=== Begin Enclosure ===

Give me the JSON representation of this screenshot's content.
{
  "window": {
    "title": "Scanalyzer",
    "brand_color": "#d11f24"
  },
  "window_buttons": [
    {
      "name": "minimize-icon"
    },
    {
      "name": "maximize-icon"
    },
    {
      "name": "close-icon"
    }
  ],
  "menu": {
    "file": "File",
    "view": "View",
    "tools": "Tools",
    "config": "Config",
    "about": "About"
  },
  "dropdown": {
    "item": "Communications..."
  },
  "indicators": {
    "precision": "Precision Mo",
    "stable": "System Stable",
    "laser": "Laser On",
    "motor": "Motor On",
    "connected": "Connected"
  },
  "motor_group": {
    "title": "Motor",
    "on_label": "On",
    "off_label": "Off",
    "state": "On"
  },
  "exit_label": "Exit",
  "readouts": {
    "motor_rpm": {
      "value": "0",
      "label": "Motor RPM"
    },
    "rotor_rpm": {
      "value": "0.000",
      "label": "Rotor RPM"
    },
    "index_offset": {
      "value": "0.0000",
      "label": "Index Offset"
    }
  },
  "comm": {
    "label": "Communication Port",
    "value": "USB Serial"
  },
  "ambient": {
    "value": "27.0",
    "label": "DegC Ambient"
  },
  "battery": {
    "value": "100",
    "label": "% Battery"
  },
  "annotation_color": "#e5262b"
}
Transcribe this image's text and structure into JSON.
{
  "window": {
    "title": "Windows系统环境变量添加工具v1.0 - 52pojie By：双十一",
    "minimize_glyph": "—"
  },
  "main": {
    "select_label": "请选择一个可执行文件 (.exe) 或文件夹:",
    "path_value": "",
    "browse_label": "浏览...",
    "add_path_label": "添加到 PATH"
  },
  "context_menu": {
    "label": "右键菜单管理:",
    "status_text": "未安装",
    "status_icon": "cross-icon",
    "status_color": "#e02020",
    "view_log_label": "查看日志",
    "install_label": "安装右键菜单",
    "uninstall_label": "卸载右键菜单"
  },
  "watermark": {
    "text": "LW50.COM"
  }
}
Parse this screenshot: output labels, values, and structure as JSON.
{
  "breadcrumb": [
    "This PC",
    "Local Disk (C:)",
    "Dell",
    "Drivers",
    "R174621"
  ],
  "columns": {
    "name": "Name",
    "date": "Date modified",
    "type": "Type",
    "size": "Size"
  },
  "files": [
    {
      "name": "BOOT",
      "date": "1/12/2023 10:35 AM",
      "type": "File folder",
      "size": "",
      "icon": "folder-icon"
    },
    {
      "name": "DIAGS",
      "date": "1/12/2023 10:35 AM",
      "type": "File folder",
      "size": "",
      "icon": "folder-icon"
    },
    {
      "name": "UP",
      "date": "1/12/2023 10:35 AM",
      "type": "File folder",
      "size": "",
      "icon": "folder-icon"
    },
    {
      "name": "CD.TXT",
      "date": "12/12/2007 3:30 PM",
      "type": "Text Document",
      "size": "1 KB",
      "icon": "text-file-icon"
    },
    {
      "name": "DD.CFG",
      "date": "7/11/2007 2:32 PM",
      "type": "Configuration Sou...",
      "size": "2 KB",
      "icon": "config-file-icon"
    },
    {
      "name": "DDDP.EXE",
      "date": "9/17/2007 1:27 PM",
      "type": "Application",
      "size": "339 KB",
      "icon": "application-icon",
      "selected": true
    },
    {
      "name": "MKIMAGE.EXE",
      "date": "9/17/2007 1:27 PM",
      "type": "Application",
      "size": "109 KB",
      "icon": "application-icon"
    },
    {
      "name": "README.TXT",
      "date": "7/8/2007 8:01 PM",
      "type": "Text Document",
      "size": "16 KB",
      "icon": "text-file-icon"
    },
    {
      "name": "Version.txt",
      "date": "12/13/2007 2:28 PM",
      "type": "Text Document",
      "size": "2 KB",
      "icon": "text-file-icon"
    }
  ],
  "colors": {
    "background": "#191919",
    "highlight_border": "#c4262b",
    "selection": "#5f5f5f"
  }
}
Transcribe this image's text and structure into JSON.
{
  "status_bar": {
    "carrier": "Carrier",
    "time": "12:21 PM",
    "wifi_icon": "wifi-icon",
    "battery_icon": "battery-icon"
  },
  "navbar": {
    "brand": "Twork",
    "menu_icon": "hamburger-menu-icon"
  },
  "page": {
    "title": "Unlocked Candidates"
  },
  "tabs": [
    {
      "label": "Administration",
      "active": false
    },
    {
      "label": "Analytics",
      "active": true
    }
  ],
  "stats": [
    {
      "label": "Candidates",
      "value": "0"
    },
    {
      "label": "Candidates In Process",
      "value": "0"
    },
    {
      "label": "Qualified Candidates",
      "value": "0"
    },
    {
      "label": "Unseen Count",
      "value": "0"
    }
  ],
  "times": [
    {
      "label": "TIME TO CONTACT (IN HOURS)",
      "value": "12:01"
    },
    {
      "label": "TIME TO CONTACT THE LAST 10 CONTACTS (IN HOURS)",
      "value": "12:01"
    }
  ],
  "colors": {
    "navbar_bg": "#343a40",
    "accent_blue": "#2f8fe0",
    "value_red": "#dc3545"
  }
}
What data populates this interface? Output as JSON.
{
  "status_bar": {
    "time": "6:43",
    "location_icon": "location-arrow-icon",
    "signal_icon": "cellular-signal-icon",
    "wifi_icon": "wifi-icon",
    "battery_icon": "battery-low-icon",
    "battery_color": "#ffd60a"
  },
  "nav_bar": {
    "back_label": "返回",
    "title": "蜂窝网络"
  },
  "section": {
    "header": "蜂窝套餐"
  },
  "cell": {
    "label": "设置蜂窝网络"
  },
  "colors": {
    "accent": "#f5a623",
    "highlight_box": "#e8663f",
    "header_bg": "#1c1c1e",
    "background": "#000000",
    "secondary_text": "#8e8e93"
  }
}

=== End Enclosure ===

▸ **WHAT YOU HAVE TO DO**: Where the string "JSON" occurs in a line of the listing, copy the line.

▸ **RESULT OF THE TASK**:
Give me the JSON representation of this screenshot's content.
Transcribe this image's text and structure into JSON.
Parse this screenshot: output labels, values, and structure as JSON.
Transcribe this image's text and structure into JSON.
What data populates this interface? Output as JSON.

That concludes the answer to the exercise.